Museums, like many others, will take major COVID-19 hit: curator

Kagawong’s Old Mill curator Rick Nelson among three guests featured on TVO’s The Agenda

Kagawong’s Old Mill curator Rick Nelson among three guests featured on TVO’s The Agenda

KAGAWONG – The Old Mill Heritage Centre Museum will survive COVID-19, but will take a big hit in its operations in terms of its visitors and events, Rick Nelson, Old Mill curator told host Steve Paikin during an episode of TVO’s The Agenda last Friday evening. Mr. Nelson was one of three guests including Sasha Suda of the National Gallery of Canada and Shelly Falconer of the Art Gallery of Hamilton.

“We are going to take a big hit,” Mr. Nelson told the panel. “We are almost completely dependent on tourism. We are very remote, so it’s hard to get here. It’s not a day trip for most people. Right now, the provincial government is asking tourists not to come to Manitoulin. Until the (COVID-19) threat changes we are dead in the water.”
Mr. Nelson pointed out the M.S. Chi-Cheemaun is not running until June, and even then it will be for “commercial traffic and essential traffic only. No tourists allowed. No cruise ships, and the travel buses have been cancelled. This means there will be no Europeans, no Americans visiting, and no revenues.”

“We don’t know when we can open up, so we don’t know about our summer staff yet,” said Mr. Nelson.

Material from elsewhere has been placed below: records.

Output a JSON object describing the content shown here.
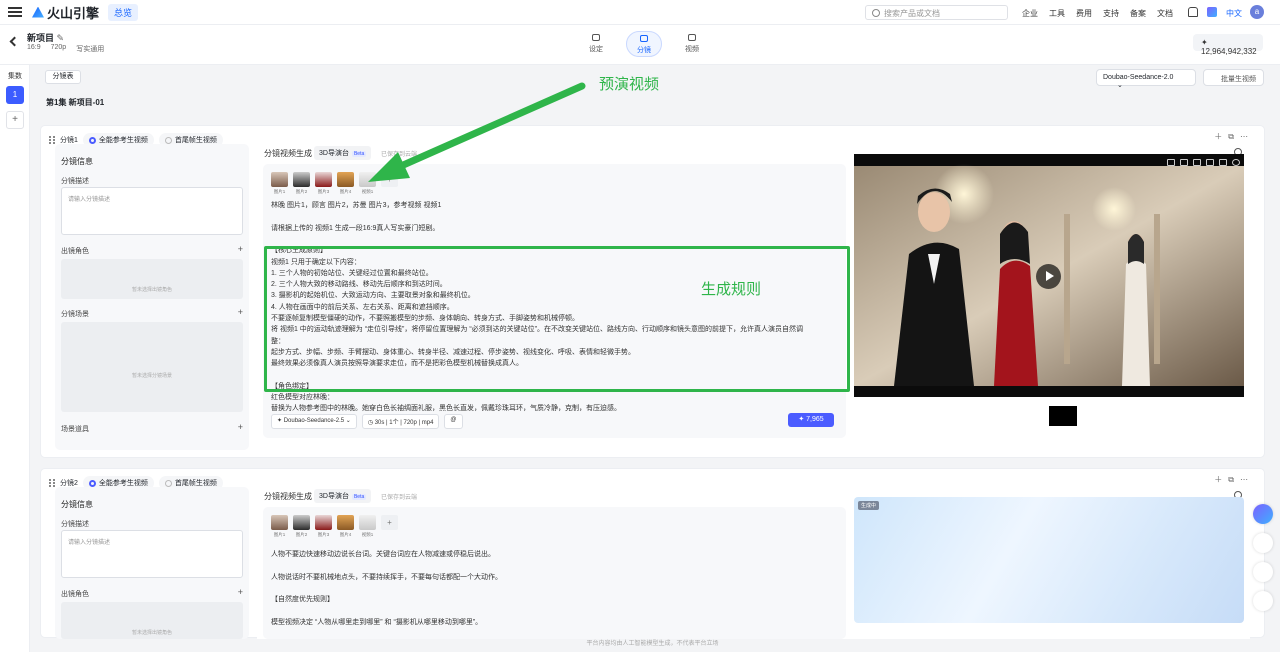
{
  "topbar": {
    "brand": "火山引擎",
    "overview_label": "总览",
    "search_placeholder": "搜索产品或文档",
    "nav": [
      "企业",
      "工具",
      "费用",
      "支持",
      "备案",
      "文档"
    ],
    "lang": "中文",
    "avatar": "a"
  },
  "subheader": {
    "project_title": "新项目",
    "ratio": "16:9",
    "resolution": "720p",
    "style": "写实通用",
    "steps": [
      "设定",
      "分镜",
      "视频"
    ],
    "active_step": "分镜",
    "credits": "12,964,942,332"
  },
  "sidebar": {
    "label": "集数",
    "episode": "1"
  },
  "toolbar": {
    "storyboard_table": "分镜表",
    "episode_title": "第1集  新项目-01",
    "model": "Doubao-Seedance-2.0",
    "batch_label": "批量生视频"
  },
  "annotations": {
    "preview": "预演视频",
    "rules": "生成规则"
  },
  "shots": [
    {
      "name": "分镜1",
      "modes": [
        "全能参考生视频",
        "首尾帧生视频"
      ],
      "info_title": "分镜信息",
      "desc_label": "分镜描述",
      "desc_placeholder": "请输入分镜描述",
      "role_label": "出镜角色",
      "role_empty": "暂未选择出镜角色",
      "scene_label": "分镜场景",
      "scene_empty": "暂未选择分镜场景",
      "props_label": "场景道具",
      "gen_title": "分镜视频生成",
      "stage_label": "3D导演台",
      "beta": "Beta",
      "saved_text": "已保存到云端",
      "refs": [
        "图片1",
        "图片2",
        "图片3",
        "图片4",
        "视频1"
      ],
      "prompt_lines": [
        "林晚 图片1，顾言 图片2，苏曼 图片3，参考视频 视频1",
        "",
        "请根据上传的 视频1 生成一段16:9真人写实豪门短剧。",
        "",
        "【核心生成原则】",
        "视频1 只用于确定以下内容：",
        "1. 三个人物的初始站位、关键经过位置和最终站位。",
        "2. 三个人物大致的移动路线、移动先后顺序和到达时间。",
        "3. 摄影机的起始机位、大致运动方向、主要取景对象和最终机位。",
        "4. 人物在画面中的前后关系、左右关系、距离和遮挡顺序。",
        "不要逐帧复制模型僵硬的动作，不要照搬模型的步频、身体朝向、转身方式、手脚姿势和机械停顿。",
        "将 视频1 中的运动轨迹理解为 “走位引导线”，将停留位置理解为 “必须到达的关键站位”。在不改变关键站位、路线方向、行动顺序和镜头意图的前提下，允许真人演员自然调",
        "整：",
        "起步方式、步幅、步频、手臂摆动、身体重心、转身半径、减速过程、停步姿势、视线变化、呼吸、表情和轻微手势。",
        "最终效果必须像真人演员按照导演要求走位，而不是把彩色模型机械替换成真人。",
        "",
        "【角色绑定】",
        "红色模型对应林晚：",
        "替换为人物参考图中的林晚。她穿白色长袖绸面礼服，黑色长直发，佩戴珍珠耳环，气质冷静，克制，有压迫感。"
      ],
      "model": "Doubao-Seedance-2.5",
      "params": "30s | 1个 | 720p | mp4",
      "cost": "7,965"
    },
    {
      "name": "分镜2",
      "modes": [
        "全能参考生视频",
        "首尾帧生视频"
      ],
      "info_title": "分镜信息",
      "desc_label": "分镜描述",
      "desc_placeholder": "请输入分镜描述",
      "role_label": "出镜角色",
      "role_empty": "暂未选择出镜角色",
      "gen_title": "分镜视频生成",
      "stage_label": "3D导演台",
      "beta": "Beta",
      "saved_text": "已保存到云端",
      "refs": [
        "图片1",
        "图片2",
        "图片3",
        "图片4",
        "视频1"
      ],
      "prompt_lines": [
        "人物不要边快速移动边说长台词。关键台词应在人物减速或停稳后说出。",
        "",
        "人物说话时不要机械地点头，不要持续挥手，不要每句话都配一个大动作。",
        "",
        "【自然度优先规则】",
        "",
        "模型视频决定 “人物从哪里走到哪里” 和 “摄影机从哪里移动到哪里”。"
      ],
      "status": "生成中"
    }
  ],
  "footer": "平台内容均由人工智能模型生成，不代表平台立场",
  "colors": {
    "accent": "#4b5cff",
    "annotation": "#2fb54a",
    "brand": "#1664ff"
  }
}
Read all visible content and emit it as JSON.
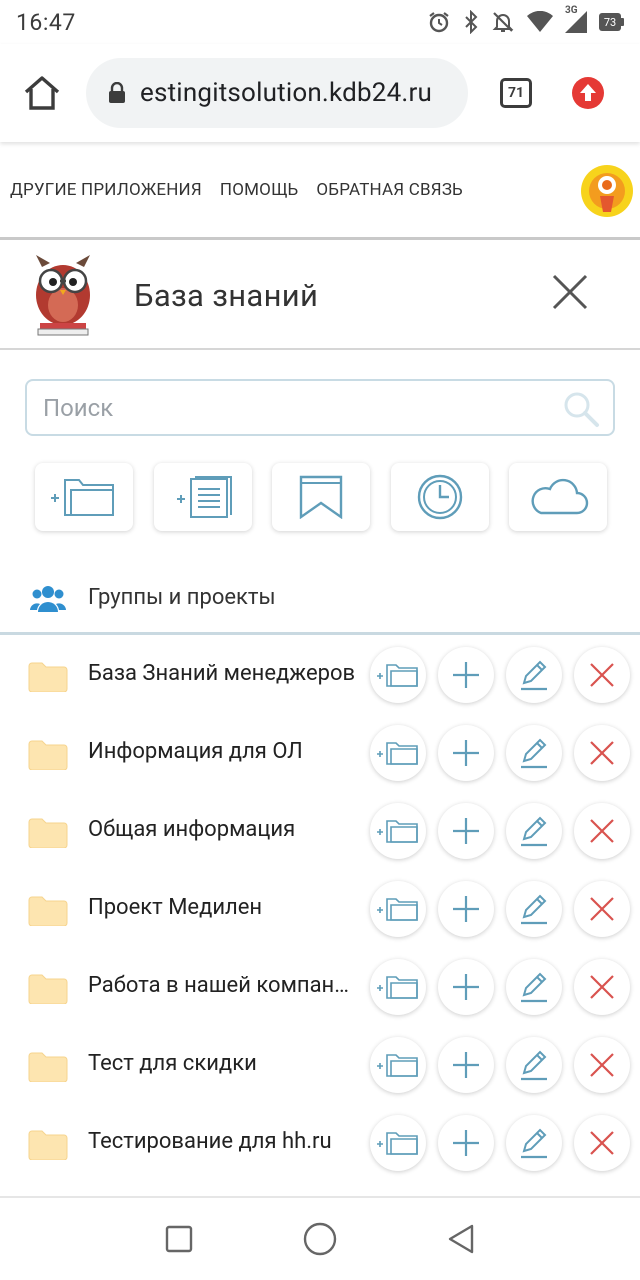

Mr. Nelson told the Recorder from his father’s home in Wellington, Ontario before the airing of the show last Friday, “I was told I was representing the museums of Ontario. And in the course of the interview I was asked what are some of the things on hold or cancelled at the museum.” 

“We have a number of exhibits and events on hold,” he told The Agenda. “We had plans to celebrate the 95th anniversary of the Old Mill, where the museum is, but this is in limbo. Bus tours and school field trips have been cancelled and barbecue fundraisers are likely gone.

The annual Mudge Bay Mystery Tour, which include a dinner cruise, has also been cancelled. Also cancelled is History Day in Kagawong. “This is an annual event in August where we pack them into the community hall and do PowerPoint presentations about our heritage.” 

Mr. Nelson told the show, “our biggest exhibition this year was coming from the Canadian Museum of History in Gatineau, Quebec, featuring artifacts from the Empress of the Ireland (ship).” This event has been postponed until 2021. 

However, Mr. Nelson did outline what the museum is planning this year. “We intend on focusing on virtual tours (this year). We already have a website and a Facebook page where we have a lot of video footage. We intend to upgrade that. We partnered with the Virtual Museum of Canada to feature two famous stories. The story of Harbour Island, a famous yachting and fishing resort for the rich and famous that is now a ghost town. Marilyn Monroe, John Wayne and Gene Autry were out there. Marlon Brando learned his lines for ‘On the Waterfront’ out there. Prime Minister Lester B. Pearson was out there as well.”

“And the story of Daniel Dodge, the heir to the Dodge Motor Company,” continued Mr. Nelson. “In 1938 he blew himself up in a dynamite explosion at his hunting lodge (in Kagawong), then fell out of a boat on the way to the hospital and drowned. And all while he was on his honeymoon! That’s already on video and uploaded to our website. Also online we have Steve Paikin narrating a document on this story.” 

Mr. Nelson added while the museum can’t host the History Day in Kagawong this year, they might be able to do it as a virtual presentation. “Other conversations about virtual viewings are in the works,” he said. 

Mr. Nelson said that when the provincial government releases COVID-19 restrictions to let museums open up, the local museum will be working with public health officials “make sure we, and visitors are safe.” 

“We are asking everyone to support museums during this time,” Mr. Nelson told the audience, noting that Manitoulin has many, “wonderful museums to visit.”

Mr. Nelson told the Recorder Tuesday, “I was satisfied how the interview went.” He quipped however, “it is painfully obvious by looking at a tape of the show that when this pandemic is all over and everything is opened up again that I am in desperate need of a haircut.”

Anyone who wants to support the Old Mill Heritage Museum during this perilous time in its operations can made a donation online at its website,
KagawongMuseum.ca.